BRUSSELS (Reuters) – European lawmakers on Thursday approved the creation of an EU-wide COVID-19 certificate sought by southern member states to help revive summer tourism, but the move could be undermined by their differing vaccination and testing rules.
The fate of the project, which tourism-dependent countries Spain and Greece hope will help resuscitate their economies, hinges on further negotiations between EU lawmakers, member states and the European Union’s executive commission.
The plan aims to introduce a standard pass for people who have been vaccinated or tested negative for the virus to travel across the 27-nation bloc, but is complicated by member states’ differing goals and approaches to vaccination or testing.
National differences over recognising negative antibody tests on top of PCR tests, technical difficulties in creating a single EU gateway, worries about discrimination against those who have not been vaccinated, and privacy issues mean finding common ground across the EU might be tricky, diplomats said.

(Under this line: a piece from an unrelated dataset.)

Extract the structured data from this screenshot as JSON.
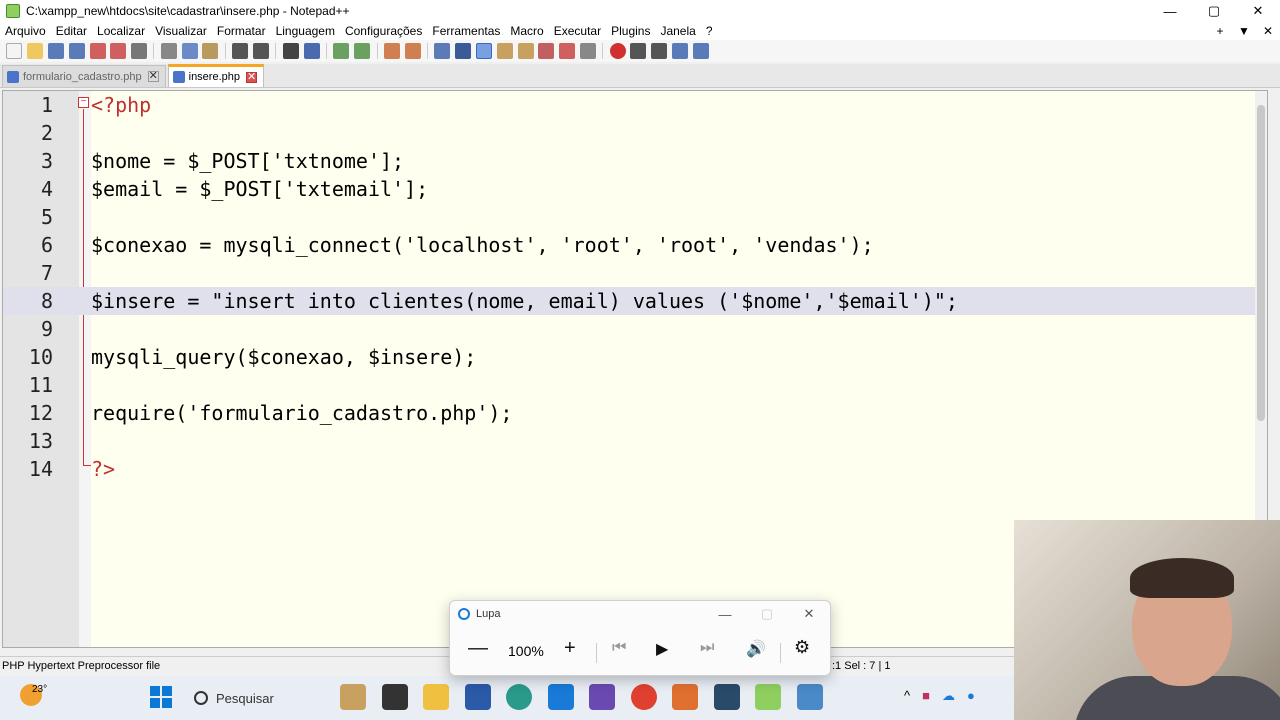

As a result, the likely result is a system that would introduce COVID certificates as a minimum common denominator but leave much leeway to each country on what rights they would be willing to grant to holders of such passes, they added.
In voting overwhelmingly for an “EU COVID-19 certificate”, the European Parliament said member states should not impose additional travel restrictions on those carrying such passes, and that they should make free testing widely available.
But the European Commission has proposed that countries should be able to retain extra requirements, as many member states also want.
Reflecting the confusion, Commission spokesman Eric Mamer said on Thursday: “The certificate is not about allowing or forbidding travel. It has nothing to do with that.
“It’s a system of information on your health status in relation to COVID…Member states have the prerogatives, the responsibility when it comes to health safety measures (required for entry); the green digital certificate does not change this.”
As the complex EU decision-making process grinds on, many countries are putting their own systems in place, heightening the risk of a disjointed set of rules that would fail to ensure uniform free travel across the bloc.
Hungary said on Thursday it would pursue bilateral deals on recognising COVID-19 vaccine certificates that would allow citizens to travel among participating countries.
Others, including Estonia, Lithuania, Greece, Spain, Germany and France, are introducing their own solutions to record vaccinations and member states would still be allowed to keep their own systems in place even once an EU-wide one is there.
They would be obliged to honour vaccines authorised for the whole bloc by the European Medicines Agency – including Pfizer, Moderna and AstraZeneca – but each country would decide on its own how to treat people who received Russian or Chinese shots.
(Reporting by Gabriela Baczynska; Editing by Mark Heinrich)